Healthcare Part III: Fixing a Broken System

By: Dale J. Buchberger, PT, DC, CSCS, DACBSP

Last month’s article left off speaking of the coding aspect of health care and how the insurance industry creates and maintains an inefficient system. Now, I will itemize key areas of repair that will improve the efficiency and delivery of healthcare in the United States.

It is a common misconception that the health care system is broken. The health care system is not broken; the third party reimbursement system is broken. Health care services in the United States are the best in the world.

Health care has become a contract between the health care provider and the 3rd party insurance company. The patient has become a bystander in his or her own care. Yet it is the patient (or patient’s employer) that pays the premiums for “discount” care. That is exactly what they get, “discount” care. The basis of the insurance industry is to sell a product the buyer won’t use. You (your employer or both) pay excessive premiums, an excessive co-payment and the insurance carrier pays a minimal reimbursement. In the process, the insurance carrier laughs all the way to the bank. As an employer the insurance plan we carry costs $10,000/year for an employee plus one dependent. That is not a type-o. This is how the health insurance industry is killing small business and choking the economy in the United States. Just this week a patient confided to me that they “couldn’t continue to be treated because I can’t afford my co-payment”. His co-payment was $50/visit. This means his insurance carrier paid $5 of the $55 contracted fee. The formula is simple: Excessive premiums + Excessive co-payment = Insurance carrier price gauging. Fix the price gauging and many of the dominos fall into the correct place. The insurance carrier’s portion should not be less than the co-payment.

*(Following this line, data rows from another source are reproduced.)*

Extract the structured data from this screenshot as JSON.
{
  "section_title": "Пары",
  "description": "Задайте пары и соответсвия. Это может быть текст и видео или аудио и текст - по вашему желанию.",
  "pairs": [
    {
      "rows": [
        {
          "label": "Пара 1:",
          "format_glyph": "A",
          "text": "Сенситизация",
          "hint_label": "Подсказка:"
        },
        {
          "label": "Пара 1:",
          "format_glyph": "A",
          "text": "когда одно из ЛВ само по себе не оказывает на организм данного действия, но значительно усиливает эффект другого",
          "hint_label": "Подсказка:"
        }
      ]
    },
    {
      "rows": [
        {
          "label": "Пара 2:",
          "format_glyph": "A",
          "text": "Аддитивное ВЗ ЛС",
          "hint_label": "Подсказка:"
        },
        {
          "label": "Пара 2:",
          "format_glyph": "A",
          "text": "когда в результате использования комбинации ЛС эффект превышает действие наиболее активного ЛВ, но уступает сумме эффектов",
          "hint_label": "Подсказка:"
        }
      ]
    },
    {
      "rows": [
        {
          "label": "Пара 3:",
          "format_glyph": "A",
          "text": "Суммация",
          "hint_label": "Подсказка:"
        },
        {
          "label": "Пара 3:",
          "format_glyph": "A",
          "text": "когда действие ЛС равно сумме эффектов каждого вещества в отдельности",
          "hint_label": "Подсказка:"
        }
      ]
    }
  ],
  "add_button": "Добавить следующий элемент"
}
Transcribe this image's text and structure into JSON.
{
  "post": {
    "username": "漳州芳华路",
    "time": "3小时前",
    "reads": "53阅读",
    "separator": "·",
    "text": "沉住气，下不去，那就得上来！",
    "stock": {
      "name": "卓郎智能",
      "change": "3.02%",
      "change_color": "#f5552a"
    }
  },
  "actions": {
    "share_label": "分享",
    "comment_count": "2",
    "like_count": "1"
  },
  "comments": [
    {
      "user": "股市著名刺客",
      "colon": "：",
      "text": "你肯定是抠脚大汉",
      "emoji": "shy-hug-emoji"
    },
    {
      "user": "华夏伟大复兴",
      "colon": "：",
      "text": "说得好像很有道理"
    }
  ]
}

Because of these complicated discount contracts health care offices are forced to hire excessive staff to process the minutia of paper it requires to receive the discounted fee. Some offices not only have insurance staff but they have specific individuals for each specific type of insurance such as Workers compensation, Medicare, group plans etc. They even have to hire special “coders” to figure out what to bill the carrier or minimize rejected claims for the discounted fee. So as I said in last months article, simplifying the coding and billing procedures is the first line of correction.

In the meantime, insurance carrier CEO’s continue to receive inflated salaries and inflated year-end bonuses. Why don’t they receive the 2% cost of living increase the rest of us hope to receive? They receive the 7-figure bonus and we receive a double-digit increase in premiums. The providers don’t see an increase in reimbursement and there is no improvement in care.

Below are my key points in the process necessary to repair the access, delivery and reimbursement of health care. This is not the entire plan but it is a start.

  1. As previously stated in article two, the ICD9 system needs to be restructured and expanded to provide higher specificity to treatable diagnoses. Higher specificity allows for better tracking of utilization.
  2. Expand the CPT system to include new and more effective treatments.
  3. Control administrative expenditure in 3rd party insurance companies. Reimbursements should be improved and premiums reduced before CEO’s bonuses.
  4. Eliminate insurance industry sponsorship of sporting arenas.
  5. Eliminate pharmaceutical company advertising on television. Wouldn’t you like to watch the news or a television show with your kids without being bombarded with Viagra and Cialis advertisements?
  6. Unify billing procedures for group, individual, Medicare, Medicaid, workers compensation, Etc. This in and of itself will reduce the paper chase and improve efficiency.
  7. Establish reasonable and customary fees NOT discount fees.
  8. Place the emphasis on quality care to fix problems instead of cheap care to band-aid problems.
  9. Reduce 3rd party over regulation!
  10. Establish real penalties for “insurance carriers” that clearly use “deny and delay” tactics.

My last recommendation would be for all federal and state elected officials including the President of the United States to pay an increasing percentage of their healthcare benefits over a four-year period. They would be responsible for 10% per year, cumulating at 40% individual contribution at the end of the four years. If they have to pay for it like we do they may actually try to fix the problem.

This is my top-10 of readily correctable health care issues. As you can see there was no mention of cutting services and no issue of raising the deficit. It is also evident that there is a direct connection between the price gauging of the health insurance industry and the state of our economy. Correcting many of these problems will allow health care providers to do what they were trained to do; care for you and your family.